“Ride it out, baby. Play dead.” That’s the counsel Fortune’s humor columnist, writing under the pen name Stanley Bing, once gave to executives asked for a public apology. Just wait. “The hungry badgers” sniffing around would soon find somewhere else to go. The advice was presented in jest, but there was a serious undercurrent. In his day job, Bing (real name: Gil Schwartz) was the longtime public relations chief for Les Moonves, head of the CBS television network. For years, the advice worked. Now, obviously, it doesn’t. This week Moonves resigned in disgrace, pursued by new allegations of brutal sexual assaults, harassment, and retaliation. In retrospect, it’s hard to believe that he tried to hold on through the first round of charges, in July. What was it that he thought he had to gain? There he stood, like a punch-drunk boxer swaying on his heels and telling his foes to come at him just one more time.

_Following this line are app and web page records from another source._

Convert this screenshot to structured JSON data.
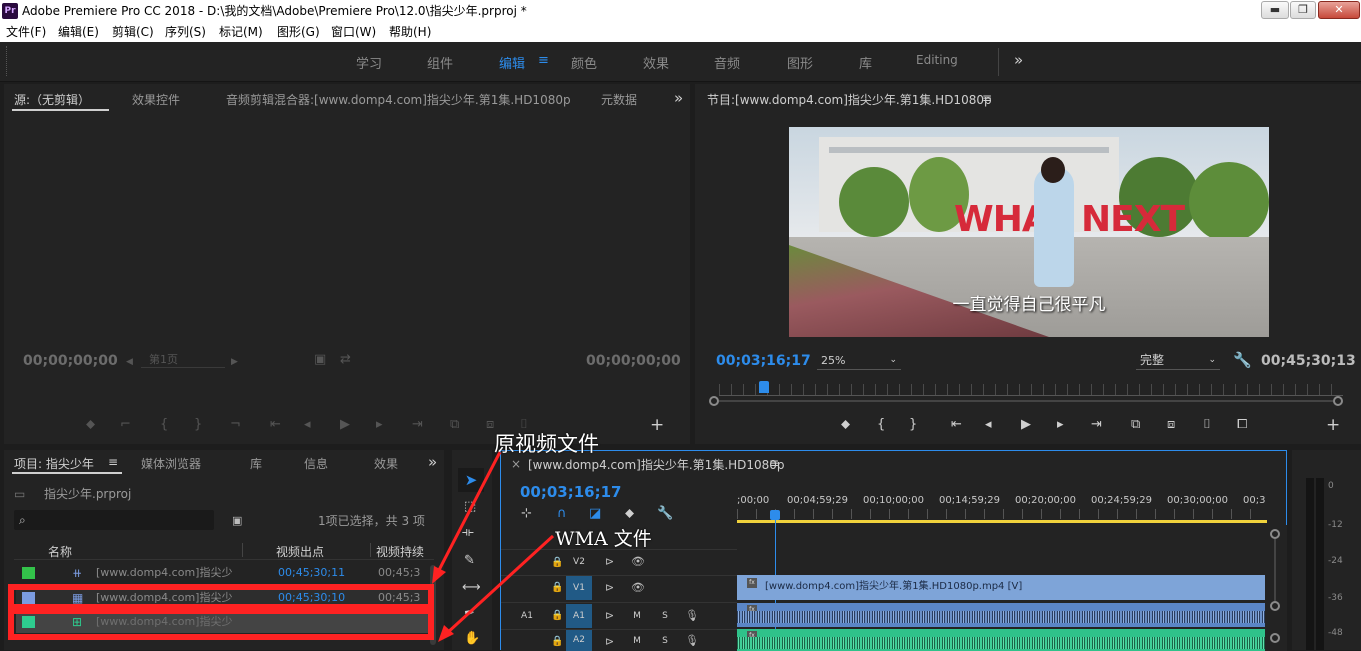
{
  "app": {
    "logo": "Pr",
    "window_title": "Adobe Premiere Pro CC 2018 - D:\\我的文档\\Adobe\\Premiere Pro\\12.0\\指尖少年.prproj *",
    "win_controls": {
      "minimize": "▬",
      "maximize": "❐",
      "close": "✕"
    }
  },
  "menu": [
    "文件(F)",
    "编辑(E)",
    "剪辑(C)",
    "序列(S)",
    "标记(M)",
    "图形(G)",
    "窗口(W)",
    "帮助(H)"
  ],
  "workspaces": {
    "items": [
      "学习",
      "组件",
      "编辑",
      "颜色",
      "效果",
      "音频",
      "图形",
      "库",
      "Editing"
    ],
    "active": "编辑",
    "menu_icon": "≡",
    "overflow": "»"
  },
  "source_panel": {
    "tabs": [
      "源:（无剪辑）",
      "效果控件",
      "音频剪辑混合器:[www.domp4.com]指尖少年.第1集.HD1080p",
      "元数据"
    ],
    "overflow": "»",
    "timecode_in": "00;00;00;00",
    "timecode_out": "00;00;00;00",
    "page_label": "第1页",
    "add": "+"
  },
  "program_panel": {
    "title": "节目:[www.domp4.com]指尖少年.第1集.HD1080p",
    "menu_icon": "≡",
    "subtitle": "一直觉得自己很平凡",
    "scene_text": "WHAT NEXT",
    "timecode": "00;03;16;17",
    "zoom": "25%",
    "quality": "完整",
    "duration": "00;45;30;13",
    "add": "+"
  },
  "project_panel": {
    "tabs": [
      "项目: 指尖少年",
      "媒体浏览器",
      "库",
      "信息",
      "效果"
    ],
    "menu_icon": "≡",
    "overflow": "»",
    "project_file": "指尖少年.prproj",
    "search_placeholder": "",
    "selection_info": "1项已选择，共 3 项",
    "columns": [
      "名称",
      "视频出点",
      "视频持续"
    ],
    "items": [
      {
        "color": "#33c24a",
        "name": "[www.domp4.com]指尖少",
        "out": "00;45;30;11",
        "dur": "00;45;3"
      },
      {
        "color": "#7b9be0",
        "name": "[www.domp4.com]指尖少",
        "out": "00;45;30;10",
        "dur": "00;45;3"
      },
      {
        "color": "#2ecc8f",
        "name": "[www.domp4.com]指尖少",
        "out": "",
        "dur": ""
      }
    ]
  },
  "timeline": {
    "close": "×",
    "title": "[www.domp4.com]指尖少年.第1集.HD1080p",
    "menu_icon": "≡",
    "timecode": "00;03;16;17",
    "ruler": [
      ";00;00",
      "00;04;59;29",
      "00;10;00;00",
      "00;14;59;29",
      "00;20;00;00",
      "00;24;59;29",
      "00;30;00;00",
      "00;3"
    ],
    "tracks": {
      "v2": "V2",
      "v1": "V1",
      "a1_src": "A1",
      "a1": "A1",
      "a2": "A2",
      "m": "M",
      "s": "S"
    },
    "clip_video": "[www.domp4.com]指尖少年.第1集.HD1080p.mp4 [V]",
    "clip_fx": "fx",
    "playhead_fraction": 0.072
  },
  "audio_meter": {
    "labels": [
      "0",
      "-12",
      "-24",
      "-36",
      "-48"
    ]
  },
  "annotations": {
    "original_video": "原视频文件",
    "wma_file": "WMA 文件"
  }
}
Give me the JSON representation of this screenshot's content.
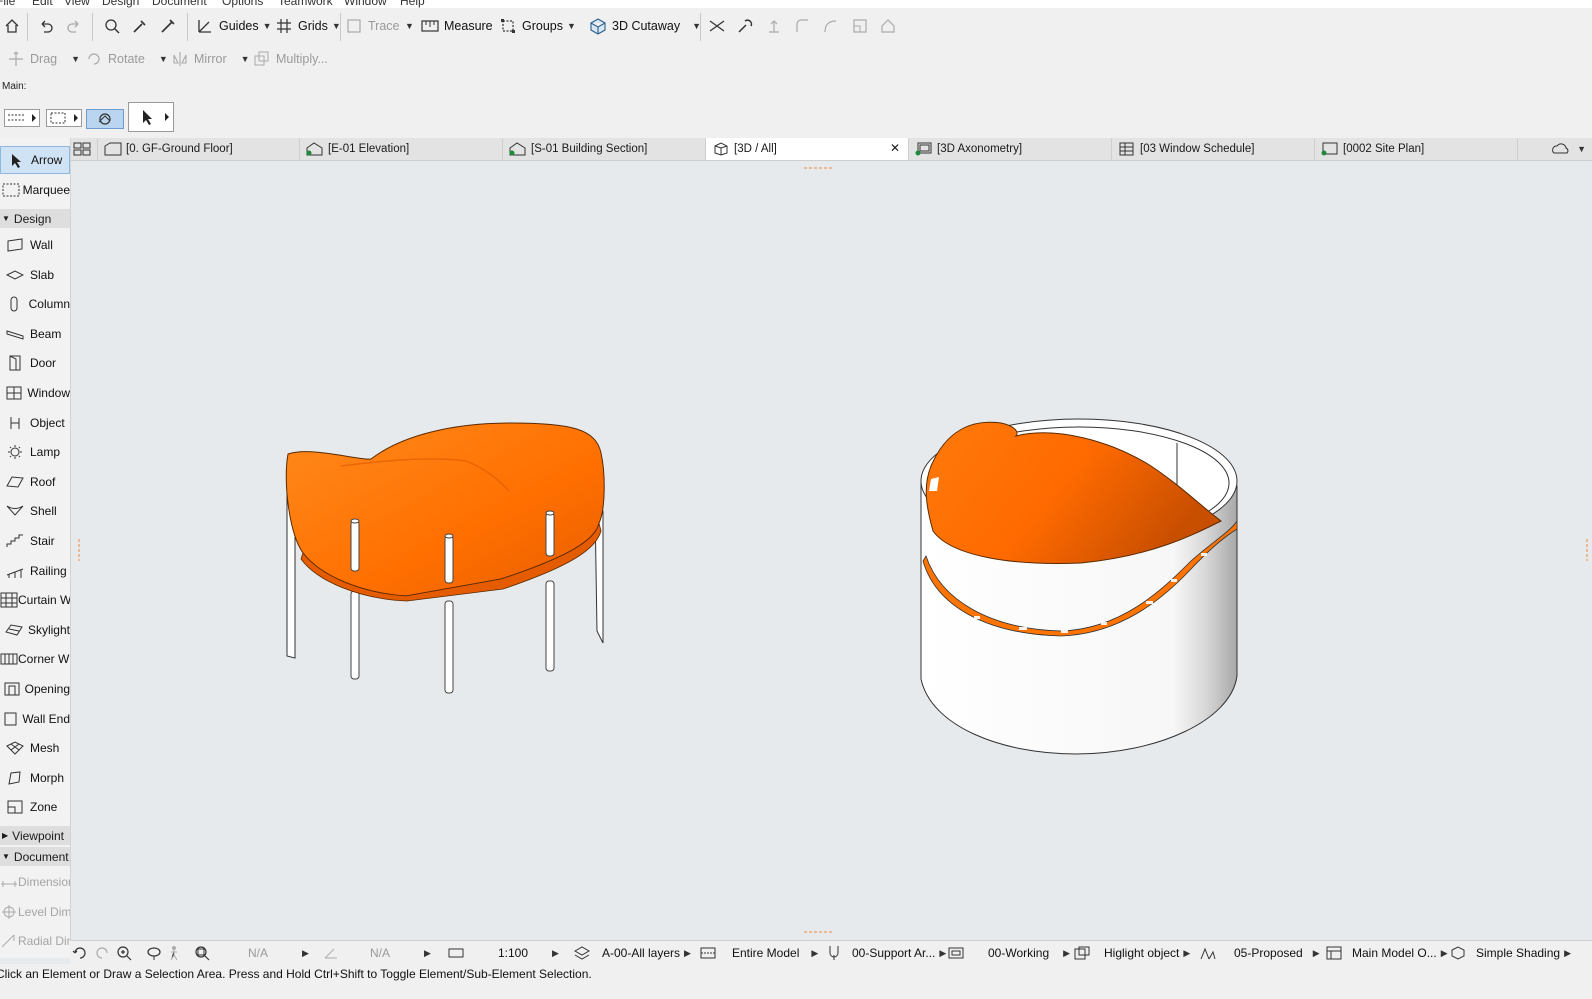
{
  "menu": [
    "File",
    "Edit",
    "View",
    "Design",
    "Document",
    "Options",
    "Teamwork",
    "Window",
    "Help"
  ],
  "toolbar1": {
    "guides": "Guides",
    "grids": "Grids",
    "trace": "Trace",
    "measure": "Measure",
    "groups": "Groups",
    "cutaway": "3D Cutaway"
  },
  "toolbar2": {
    "drag": "Drag",
    "rotate": "Rotate",
    "mirror": "Mirror",
    "multiply": "Multiply..."
  },
  "main_label": "Main:",
  "tabs": [
    {
      "label": "[0. GF-Ground Floor]"
    },
    {
      "label": "[E-01 Elevation]"
    },
    {
      "label": "[S-01 Building Section]"
    },
    {
      "label": "[3D / All]"
    },
    {
      "label": "[3D Axonometry]"
    },
    {
      "label": "[03 Window Schedule]"
    },
    {
      "label": "[0002 Site Plan]"
    }
  ],
  "toolbox": {
    "top_tools": [
      {
        "label": "Arrow",
        "icon": "arrow-icon"
      },
      {
        "label": "Marquee",
        "icon": "marquee-icon"
      }
    ],
    "design_group": "Design",
    "design_tools": [
      {
        "label": "Wall",
        "icon": "wall-icon"
      },
      {
        "label": "Slab",
        "icon": "slab-icon"
      },
      {
        "label": "Column",
        "icon": "column-icon"
      },
      {
        "label": "Beam",
        "icon": "beam-icon"
      },
      {
        "label": "Door",
        "icon": "door-icon"
      },
      {
        "label": "Window",
        "icon": "window-icon"
      },
      {
        "label": "Object",
        "icon": "object-icon"
      },
      {
        "label": "Lamp",
        "icon": "lamp-icon"
      },
      {
        "label": "Roof",
        "icon": "roof-icon"
      },
      {
        "label": "Shell",
        "icon": "shell-icon"
      },
      {
        "label": "Stair",
        "icon": "stair-icon"
      },
      {
        "label": "Railing",
        "icon": "railing-icon"
      },
      {
        "label": "Curtain Wall",
        "icon": "curtain-wall-icon"
      },
      {
        "label": "Skylight",
        "icon": "skylight-icon"
      },
      {
        "label": "Corner Window",
        "icon": "corner-window-icon"
      },
      {
        "label": "Opening",
        "icon": "opening-icon"
      },
      {
        "label": "Wall End",
        "icon": "wall-end-icon"
      },
      {
        "label": "Mesh",
        "icon": "mesh-icon"
      },
      {
        "label": "Morph",
        "icon": "morph-icon"
      },
      {
        "label": "Zone",
        "icon": "zone-icon"
      }
    ],
    "viewpoint_group": "Viewpoint",
    "document_group": "Document",
    "document_tools": [
      {
        "label": "Dimension",
        "icon": "dimension-icon"
      },
      {
        "label": "Level Dimension",
        "icon": "level-dimension-icon"
      },
      {
        "label": "Radial Dimension",
        "icon": "radial-dimension-icon"
      }
    ]
  },
  "navbar": {
    "na1": "N/A",
    "na2": "N/A",
    "scale": "1:100",
    "layers": "A-00-All layers",
    "model": "Entire Model",
    "pen": "00-Support Ar...",
    "mvo": "00-Working",
    "highlight": "Higlight object",
    "renovation": "05-Proposed",
    "structure": "Main Model O...",
    "shading": "Simple Shading"
  },
  "status_text": "Click an Element or Draw a Selection Area. Press and Hold Ctrl+Shift to Toggle Element/Sub-Element Selection.",
  "colors": {
    "accent_orange": "#ff7a0f",
    "selection_blue": "#cfe3f5",
    "canvas_bg": "#e6eaed"
  }
}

Until recently, Masters of the Universe never had to say they were sorry. As anyone who’s been in a schoolyard knows, most people defer to and even admire bullies. The key, titans like Harvey Weinstein and Roger Ailes instinctively knew, is to maintain the illusion that you are invincible. No one will dare to check if you really are. And even if they do, you can rely on the belief that you’re just Too Big to Fail. But as the dominoes continue to fall, U.S. companies are discovering that morally reprehensible executives, TV anchors, and other big stars are not indispensable. When they leave, replacements will step in, the gears will continue to turn, and the business will survive. All the thousands of people who’ve kept it going will keep doing their jobs. In fact, they’ll do them better, because they won’t have to worry about being sexually harassed, demoted, pushed out, or bullied by the boss.